See also[edit]

  • Oracle Corporation – The parent corporation that acquired JD Edwards and PeopleSoft in 2004
  • Oracle Fusion Applications – envisioned and pitched as an Enterprise resource planning suite: a combination of features and functionalities taken from Oracle E-Business Suite, JD Edwards, PeopleSoft and Siebel product lines
  • Configurable Network Computing – JD Edwards' CNC architecture allows heterogeneous systems combining mixed hardware, operating systems and back-end databases to work together seamlessly.
  • C. Edward McVaney


  1. ^ a b Kane, Margaret. "PeopleSoft to buy J.D. Edwards". CNET. Retrieved January 29, 2020.
  2. ^ a b Songini, Marc L. (September 5, 2003). "PeopleSoft moves to integrate J.D. Edwards after acquisition". Computerworld. Retrieved January 29, 2020.
  3. ^ "JD Edwards EnterpriseOne". Oracle Corp. Retrieved December 25, 2009.
  4. ^ "JD Edwards World". Oracle Corp. Retrieved December 25, 2009.
  5. ^ a b "C. Edward McVaney Oral History" (PDF). The Computerworld Honors Program. December 6, 2002. Archived from the original (PDF) on December 16, 2011.
  6. ^ "Taking Stock: JD Edwards Breaks Out". InformationWeek. June 8, 1998. Archived from the original on March 19, 2012. Retrieved August 20, 2011.
  7. ^ "More Than 600 Customers Live on JD Edwards OneWorld. Dot.Com and Brick & Mortar Customers Alike Select JD Edwards to Achieve E-Business Agility". Technologyevaluation.com. Retrieved August 20, 2011.
  8. ^ "Oracle Applications Unlimited Extended Through at Least 2033" (PDF). Oracle Corporation. March 28, 2022.
  9. ^ "Announcing JD Edwards EnterpriseOne Applications Release 9.2 and JD Edwards EnterpriseOne Tools Release 9.2" (PDF) (Press release). Oracle Corporation. October 6, 2015. Retrieved December 22, 2015.
  10. ^ "Announcing JD Edwards EnterpriseOne Enhancements for Rental Management, Manufacturing, Agribusiness Solutions, and the New JD Edwards World Release A9.4" (PDF) (Press release). Oracle Corporation. April 23, 2015. Retrieved July 14, 2015.
  11. ^ "Oracle Fusion Middleware and Oracle Fusion Applications : Overview". OracleApps Epicenter. Retrieved March 10, 2012.
  12. ^ "Oracle officially launches its Fusion apps". CNET. September 20, 2010. Archived from the original on October 26, 2012. Retrieved September 22, 2010.

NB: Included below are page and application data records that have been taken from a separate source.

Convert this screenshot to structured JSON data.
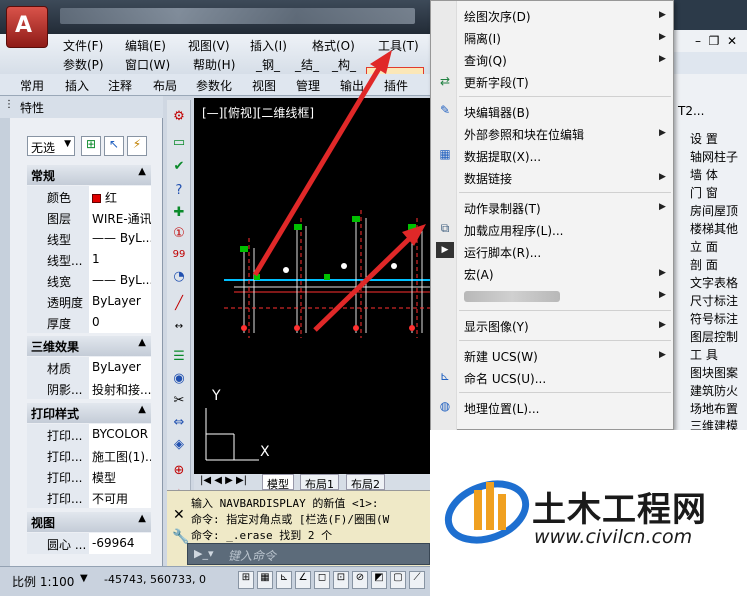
{
  "menubar": {
    "row1": [
      "文件(F)",
      "编辑(E)",
      "视图(V)",
      "插入(I)",
      "格式(O)",
      "工具(T)"
    ],
    "row2": [
      "参数(P)",
      "窗口(W)",
      "帮助(H)",
      "_钢_",
      "_结_",
      "_构_"
    ]
  },
  "ribbon_tabs": [
    "常用",
    "插入",
    "注释",
    "布局",
    "参数化",
    "视图",
    "管理",
    "输出",
    "插件"
  ],
  "properties": {
    "title": "特性",
    "selector": "无选",
    "sections": {
      "general": "常规",
      "3d": "三维效果",
      "print": "打印样式",
      "view": "视图"
    },
    "general_rows": [
      {
        "label": "颜色",
        "value": "红"
      },
      {
        "label": "图层",
        "value": "WIRE-通讯"
      },
      {
        "label": "线型",
        "value": "—— ByL..."
      },
      {
        "label": "线型...",
        "value": "1"
      },
      {
        "label": "线宽",
        "value": "—— ByL..."
      },
      {
        "label": "透明度",
        "value": "ByLayer"
      },
      {
        "label": "厚度",
        "value": "0"
      }
    ],
    "3d_rows": [
      {
        "label": "材质",
        "value": "ByLayer"
      },
      {
        "label": "阴影...",
        "value": "投射和接..."
      }
    ],
    "print_rows": [
      {
        "label": "打印...",
        "value": "BYCOLOR"
      },
      {
        "label": "打印...",
        "value": "施工图(1)..."
      },
      {
        "label": "打印...",
        "value": "模型"
      },
      {
        "label": "打印...",
        "value": "不可用"
      }
    ],
    "view_rows": [
      {
        "label": "圆心 ...",
        "value": "-69964"
      }
    ]
  },
  "canvas": {
    "viewport_label": "[—][俯视][二维线框]",
    "axis_y": "Y",
    "axis_x": "X"
  },
  "layout_tabs": [
    "模型",
    "布局1",
    "布局2"
  ],
  "command": {
    "lines": [
      "输入 NAVBARDISPLAY 的新值 <1>:",
      "命令: 指定对角点或 [栏选(F)/圈围(W",
      "命令: _.erase 找到 2 个"
    ],
    "placeholder": "键入命令"
  },
  "status": {
    "scale": "比例 1:100",
    "coords": "-45743, 560733, 0"
  },
  "tools_menu": {
    "items": [
      {
        "label": "绘图次序(D)",
        "submenu": true
      },
      {
        "label": "隔离(I)",
        "submenu": true
      },
      {
        "label": "查询(Q)",
        "submenu": true
      },
      {
        "label": "更新字段(T)",
        "submenu": false,
        "icon": "update-fields-icon"
      },
      {
        "label": "块编辑器(B)",
        "submenu": false,
        "icon": "block-editor-icon"
      },
      {
        "label": "外部参照和块在位编辑",
        "submenu": true
      },
      {
        "label": "数据提取(X)...",
        "submenu": false,
        "icon": "data-extraction-icon"
      },
      {
        "label": "数据链接",
        "submenu": true
      },
      {
        "label": "动作录制器(T)",
        "submenu": true
      },
      {
        "label": "加载应用程序(L)...",
        "submenu": false,
        "icon": "load-application-icon"
      },
      {
        "label": "运行脚本(R)...",
        "submenu": false,
        "icon": "run-script-icon"
      },
      {
        "label": "宏(A)",
        "submenu": true
      },
      {
        "label": "显示图像(Y)",
        "submenu": true
      },
      {
        "label": "新建 UCS(W)",
        "submenu": true
      },
      {
        "label": "命名 UCS(U)...",
        "submenu": false,
        "icon": "named-ucs-icon"
      },
      {
        "label": "地理位置(L)...",
        "submenu": false,
        "icon": "geolocation-icon"
      }
    ]
  },
  "right_panel": {
    "header": "T2...",
    "items": [
      "设 置",
      "轴网柱子",
      "墙 体",
      "门 窗",
      "房间屋顶",
      "楼梯其他",
      "立 面",
      "剖 面",
      "文字表格",
      "尺寸标注",
      "符号标注",
      "图层控制",
      "工 具",
      "图块图案",
      "建筑防火",
      "场地布置",
      "三维建模"
    ]
  },
  "watermark": {
    "title": "土木工程网",
    "url": "www.civilcn.com"
  }
}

Further reading[edit]

  • Allen Jacot, Joseph Miller, Michael Jacot and John Stern. JD Edwards EnterpriseOne: The Complete Reference (2009) McGraw-Hill. ISBN 0-07-159873-1.

External links[edit]

  • JD Edwards on the Oracle Website
  • JDEList - JD Edwards' longest-running free discussion forum and mailing list
  • JDE Source - Blog, Whitepapers and active forum for the JD Edwards community
  • E1 Tips - Website dedicated to those that have the responsibility of a CNC Administrator for Oracle's JD Edwards EnterpriseOne ERP
  • JDEdwardsERP.com - JD Edwards' knowledge sharing initiative by Partners of JD Edwards